Australia’s centrally planned economy is failing – intergenerational wealth gaps are widening, economic prospects are waning, and the side effects from the Reserve Bank’s (RBA) medicine are becoming worse than the disease. 

Inflation is a scourge, insidiously stealing wealth from those least able to protect themselves, and it benefits the least needy. 

We hear all sorts of explanations as to why inflation is not the government’s fault: the RBA was too loose with monetary policy, AHPRA failed to regulate bank lending standards effectively; hell, even consumers themselves were blamed by former Governor Phillip Lowe.  

But Lowe is gone now and the RBA board under Chalmer’s new darling, Michele Bullock, has continued to hike rates with a 25 basis point increase last week. It’s high time the government understood that fighting inflation is going to require some sacrifice of its own. As Dimitri Burshtein explained, more tax doesn’t make for better government; likewise, more government spending doesn’t curb inflation.   

Dumb and Dumber

The RBA effectively only has one instrument to fight inflation – and that is to increase the cash rate, the thinking being that if borrowing becomes more expensive then demand will be sapped from the wider economy. Australia is a land of high household debt, and it’s largely mortgage holders who feel the pinch when rates rise.

Australia desperately needs synergy between the government and RBA on inflation

What is truly disappointing about the current economic climate is the complete lack of synergy among our central planners – and their approach to the drivers of inflation. The Government seeks to relieve cost of living pressures with subsidies, welfare and spending, while the RBA is slamming the brakes on. We also cannot hope to tame inflation if infrastructure spending remains at record highs and the bureaucracy continues to grow (Georgia shows what must be done).      

Where credit is due

The ‘lender class’ are older Australians who have paid off their homes and are now seeking better returns on their investments – a higher cash rate delivers them higher returns (albeit reduced in real terms by inflation). Meanwhile, mortgage holders only see their costs rise as rates climb, squeezing their already tightening budgets. Downstream from this, renters are slugged as their landlords pass on higher mortgage repayments amidst low rental stock.  

The ‘lendee class’ is getting smashed on two fronts – inflation on the cost of goods and services, while the RBA’s rate hikes squeeze them even more. 

There has to be a better way.

Government to the rescue

The Federal Government needs to take three key steps to reduce the impact of inflation on the ‘lendee class’.  

  • Reduce or remove excise tax on fuel, alcohol and tobacco   

Measures that decrease the cost of items are needed, not inflationary welfare that only continues to drive demand. Fuel excise is particularly important due to its impact on the transportation costs of goods. Meanwhile alcohol and tobacco excise disproportionately affect lower income earners. 

  • Reduce GST, or expand the criteria for exempt items

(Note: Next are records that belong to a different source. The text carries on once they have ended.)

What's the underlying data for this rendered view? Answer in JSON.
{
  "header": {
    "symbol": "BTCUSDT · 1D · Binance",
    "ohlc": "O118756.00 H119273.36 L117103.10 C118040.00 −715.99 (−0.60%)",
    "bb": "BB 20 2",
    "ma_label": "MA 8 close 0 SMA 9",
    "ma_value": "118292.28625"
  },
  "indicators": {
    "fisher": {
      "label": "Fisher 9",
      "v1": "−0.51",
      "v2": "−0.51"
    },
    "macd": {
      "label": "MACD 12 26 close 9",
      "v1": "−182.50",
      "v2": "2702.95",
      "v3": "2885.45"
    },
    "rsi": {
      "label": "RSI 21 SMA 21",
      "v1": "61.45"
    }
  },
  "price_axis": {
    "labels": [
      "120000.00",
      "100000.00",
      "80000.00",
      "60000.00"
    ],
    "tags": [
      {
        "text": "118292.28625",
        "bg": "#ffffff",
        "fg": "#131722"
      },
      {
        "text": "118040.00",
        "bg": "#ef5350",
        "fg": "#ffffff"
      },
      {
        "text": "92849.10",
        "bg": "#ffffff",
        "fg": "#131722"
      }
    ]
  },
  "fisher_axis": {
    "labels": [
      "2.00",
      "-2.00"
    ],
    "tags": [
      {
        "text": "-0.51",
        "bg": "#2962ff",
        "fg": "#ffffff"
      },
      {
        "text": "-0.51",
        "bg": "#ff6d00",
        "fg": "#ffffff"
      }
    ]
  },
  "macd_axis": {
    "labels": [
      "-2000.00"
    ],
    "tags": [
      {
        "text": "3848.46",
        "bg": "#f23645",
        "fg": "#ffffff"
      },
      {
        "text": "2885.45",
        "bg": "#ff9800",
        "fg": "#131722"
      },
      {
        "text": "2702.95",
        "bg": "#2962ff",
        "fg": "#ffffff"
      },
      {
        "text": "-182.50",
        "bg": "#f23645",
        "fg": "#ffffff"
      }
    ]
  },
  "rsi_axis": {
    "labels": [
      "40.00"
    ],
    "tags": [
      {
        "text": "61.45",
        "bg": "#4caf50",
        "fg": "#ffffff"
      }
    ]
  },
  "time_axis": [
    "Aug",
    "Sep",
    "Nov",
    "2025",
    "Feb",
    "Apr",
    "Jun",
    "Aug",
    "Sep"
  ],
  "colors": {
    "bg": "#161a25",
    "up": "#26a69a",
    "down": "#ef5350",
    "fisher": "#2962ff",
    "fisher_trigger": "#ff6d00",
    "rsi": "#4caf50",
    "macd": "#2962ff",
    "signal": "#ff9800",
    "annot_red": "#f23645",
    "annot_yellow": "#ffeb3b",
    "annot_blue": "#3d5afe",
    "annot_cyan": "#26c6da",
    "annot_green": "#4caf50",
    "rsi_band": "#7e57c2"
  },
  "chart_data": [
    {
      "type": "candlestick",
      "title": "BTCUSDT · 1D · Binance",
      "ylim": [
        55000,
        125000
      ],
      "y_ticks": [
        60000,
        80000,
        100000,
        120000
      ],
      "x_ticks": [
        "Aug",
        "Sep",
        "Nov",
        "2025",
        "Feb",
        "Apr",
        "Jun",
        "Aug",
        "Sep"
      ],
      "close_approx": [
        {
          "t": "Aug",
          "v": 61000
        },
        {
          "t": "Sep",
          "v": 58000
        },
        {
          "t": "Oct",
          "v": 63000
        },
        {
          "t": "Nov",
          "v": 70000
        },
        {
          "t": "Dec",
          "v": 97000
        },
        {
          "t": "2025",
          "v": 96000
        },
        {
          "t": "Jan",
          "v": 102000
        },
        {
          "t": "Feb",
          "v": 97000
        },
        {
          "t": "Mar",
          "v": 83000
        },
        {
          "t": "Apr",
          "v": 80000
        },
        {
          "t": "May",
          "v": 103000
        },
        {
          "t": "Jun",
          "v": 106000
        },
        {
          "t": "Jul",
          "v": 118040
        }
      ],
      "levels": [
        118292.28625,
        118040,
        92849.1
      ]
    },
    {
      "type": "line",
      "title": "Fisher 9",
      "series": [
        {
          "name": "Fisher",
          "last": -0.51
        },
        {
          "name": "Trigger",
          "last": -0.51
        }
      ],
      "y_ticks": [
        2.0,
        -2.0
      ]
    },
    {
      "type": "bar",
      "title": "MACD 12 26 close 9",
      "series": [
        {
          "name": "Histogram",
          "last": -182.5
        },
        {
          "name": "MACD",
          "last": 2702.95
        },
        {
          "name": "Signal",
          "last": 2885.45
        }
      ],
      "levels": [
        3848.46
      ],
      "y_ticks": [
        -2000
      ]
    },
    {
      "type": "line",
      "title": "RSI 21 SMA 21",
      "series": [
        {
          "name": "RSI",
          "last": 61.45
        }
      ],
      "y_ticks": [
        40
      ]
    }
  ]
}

The Goods and Services Tax disproportionately affects lower income workers as the tax applies as a flat rate on all eligible items, many of which are essential. This will impact state government revenue but with many household budgets at breaking point, they too will have to learn to live within their means.

Inflation is a scourge, insidiously stealing wealth from those least able to protect themselves

  • Sensible energy policy

A thriving economy needs cheap and abundant energy, with energy being a key input across the supply chain, not to mention household budgets. Australia must abandon its 2050 net-zero and 2030 emissions reduction targets. We should welcome investment in coal fired power and natural gas, which we have in abundance. Longer term we must embrace nuclear power. 

Not only would these policies provide genuine relief for those suffering the most from inflation, but they would actually reduce the costs of production and business, helping the RBA rein in inflation. 

Australia desperately needs synergy between the government and RBA on inflation, and the attempts of Chalmers and co to direct public scorn onto the central bank in order to save face are a great shame. If Australian households are expected to do it tough for a while, it’s high time our government accepted the same responsibility. After all, it takes two to tango.  

Thank you for your support. To help us in our battle to protect liberty and freedom please click here



Please enter your comment!
Please enter your name here